=== Your objective ===
Please filter the data below down to the lines holding the string "CAMIONS".

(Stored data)
Content starts

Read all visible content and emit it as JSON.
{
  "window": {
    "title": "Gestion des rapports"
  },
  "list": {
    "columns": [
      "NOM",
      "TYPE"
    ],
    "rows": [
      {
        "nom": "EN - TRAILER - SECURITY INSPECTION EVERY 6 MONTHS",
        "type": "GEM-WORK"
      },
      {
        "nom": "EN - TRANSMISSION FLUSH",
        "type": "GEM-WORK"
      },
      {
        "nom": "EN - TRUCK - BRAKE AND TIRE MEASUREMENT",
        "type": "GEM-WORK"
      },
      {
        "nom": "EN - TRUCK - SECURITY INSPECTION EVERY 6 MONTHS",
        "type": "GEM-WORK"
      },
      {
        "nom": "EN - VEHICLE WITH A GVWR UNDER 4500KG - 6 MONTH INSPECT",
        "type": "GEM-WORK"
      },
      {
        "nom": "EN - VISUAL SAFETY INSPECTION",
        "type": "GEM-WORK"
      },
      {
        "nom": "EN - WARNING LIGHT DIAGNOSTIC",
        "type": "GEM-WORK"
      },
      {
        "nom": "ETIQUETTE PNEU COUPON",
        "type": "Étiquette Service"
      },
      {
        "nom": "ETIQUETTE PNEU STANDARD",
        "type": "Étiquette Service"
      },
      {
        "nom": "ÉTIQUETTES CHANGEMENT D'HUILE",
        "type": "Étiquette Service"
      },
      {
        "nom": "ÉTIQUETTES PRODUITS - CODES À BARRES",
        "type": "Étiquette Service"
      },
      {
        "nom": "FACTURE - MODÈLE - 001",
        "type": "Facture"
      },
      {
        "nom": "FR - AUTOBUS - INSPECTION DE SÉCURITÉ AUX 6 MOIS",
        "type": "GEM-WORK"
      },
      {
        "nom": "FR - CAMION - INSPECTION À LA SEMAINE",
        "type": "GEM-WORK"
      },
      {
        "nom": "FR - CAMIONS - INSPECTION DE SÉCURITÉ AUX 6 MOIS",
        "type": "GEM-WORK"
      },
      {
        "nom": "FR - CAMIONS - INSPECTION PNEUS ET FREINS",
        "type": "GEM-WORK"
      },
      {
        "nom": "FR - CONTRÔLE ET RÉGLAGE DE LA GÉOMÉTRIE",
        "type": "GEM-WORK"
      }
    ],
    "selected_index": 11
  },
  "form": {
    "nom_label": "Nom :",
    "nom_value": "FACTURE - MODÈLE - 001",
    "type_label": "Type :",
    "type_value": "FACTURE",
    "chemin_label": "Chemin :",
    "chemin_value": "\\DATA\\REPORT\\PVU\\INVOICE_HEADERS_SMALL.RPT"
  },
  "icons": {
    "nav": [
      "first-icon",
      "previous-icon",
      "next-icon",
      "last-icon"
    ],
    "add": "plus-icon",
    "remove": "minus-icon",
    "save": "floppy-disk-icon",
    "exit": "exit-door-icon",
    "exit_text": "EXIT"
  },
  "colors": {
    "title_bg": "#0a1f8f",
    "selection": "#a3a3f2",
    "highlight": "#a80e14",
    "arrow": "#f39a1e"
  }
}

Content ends

=== Your response ===
        "nom": "FR - CAMIONS - INSPECTION DE SÉCURITÉ AUX 6 MOIS",
        "nom": "FR - CAMIONS - INSPECTION PNEUS ET FREINS",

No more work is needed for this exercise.